Please return every line below that contains the string "icon".

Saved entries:
"""

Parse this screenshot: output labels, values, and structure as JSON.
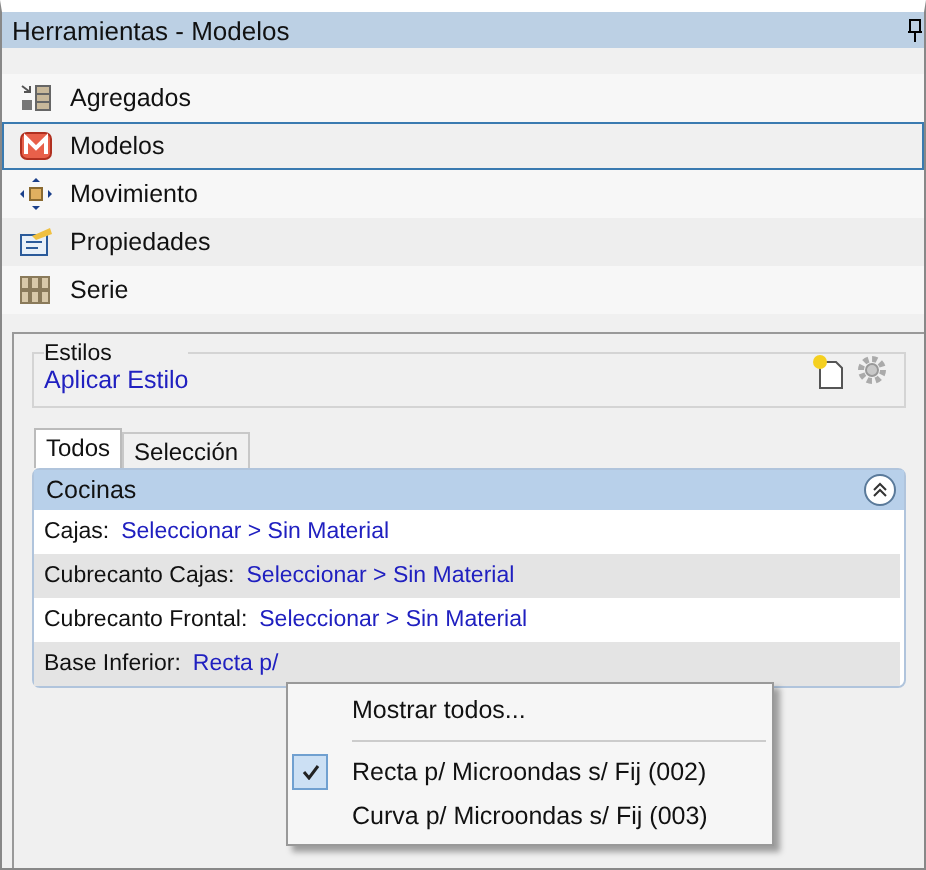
{
  "window": {
    "title": "Herramientas - Modelos"
  },
  "nav": [
    {
      "label": "Agregados",
      "kind": "aggregate",
      "selected": false
    },
    {
      "label": "Modelos",
      "kind": "models",
      "selected": true
    },
    {
      "label": "Movimiento",
      "kind": "move",
      "selected": false
    },
    {
      "label": "Propiedades",
      "kind": "properties",
      "selected": false
    },
    {
      "label": "Serie",
      "kind": "series",
      "selected": false
    }
  ],
  "styles": {
    "legend": "Estilos",
    "link": "Aplicar Estilo"
  },
  "tabs": [
    {
      "label": "Todos",
      "selected": true
    },
    {
      "label": "Selección",
      "selected": false
    }
  ],
  "group": {
    "title": "Cocinas",
    "expanded": true,
    "rows": [
      {
        "label": "Cajas:",
        "value": "Seleccionar > Sin Material"
      },
      {
        "label": "Cubrecanto Cajas:",
        "value": "Seleccionar > Sin Material"
      },
      {
        "label": "Cubrecanto Frontal:",
        "value": "Seleccionar > Sin Material"
      },
      {
        "label": "Base Inferior:",
        "value": "Recta p/"
      }
    ]
  },
  "menu": [
    {
      "kind": "command",
      "label": "Mostrar todos..."
    },
    {
      "kind": "separator"
    },
    {
      "kind": "option",
      "label": "Recta p/ Microondas s/ Fij (002)",
      "checked": true
    },
    {
      "kind": "option",
      "label": "Curva p/ Microondas s/ Fij (003)",
      "checked": false
    }
  ]
}
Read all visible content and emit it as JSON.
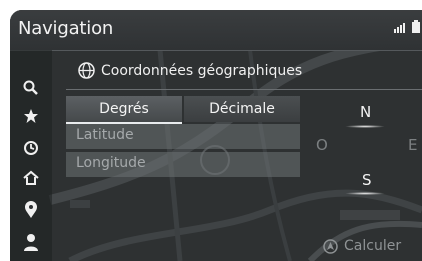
{
  "header": {
    "title": "Navigation"
  },
  "sidebar": {
    "items": [
      {
        "icon": "search-icon"
      },
      {
        "icon": "star-icon"
      },
      {
        "icon": "history-icon"
      },
      {
        "icon": "home-icon"
      },
      {
        "icon": "location-pin-icon"
      },
      {
        "icon": "person-icon"
      }
    ]
  },
  "section": {
    "icon": "globe-icon",
    "title": "Coordonnées géographiques"
  },
  "tabs": [
    {
      "label": "Degrés",
      "active": true
    },
    {
      "label": "Décimale",
      "active": false
    }
  ],
  "fields": [
    {
      "placeholder": "Latitude"
    },
    {
      "placeholder": "Longitude"
    }
  ],
  "compass": {
    "north": "N",
    "south": "S",
    "west": "O",
    "east": "E"
  },
  "calculate": {
    "label": "Calculer"
  },
  "colors": {
    "accent": "#f4f4f4",
    "map": "#2d3031",
    "muted": "#a5a9ab"
  }
}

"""

RESPONSE TO THE EXERCISE
        "icon": "search-icon"
        "icon": "star-icon"
        "icon": "history-icon"
        "icon": "home-icon"
        "icon": "location-pin-icon"
        "icon": "person-icon"
    "icon": "globe-icon",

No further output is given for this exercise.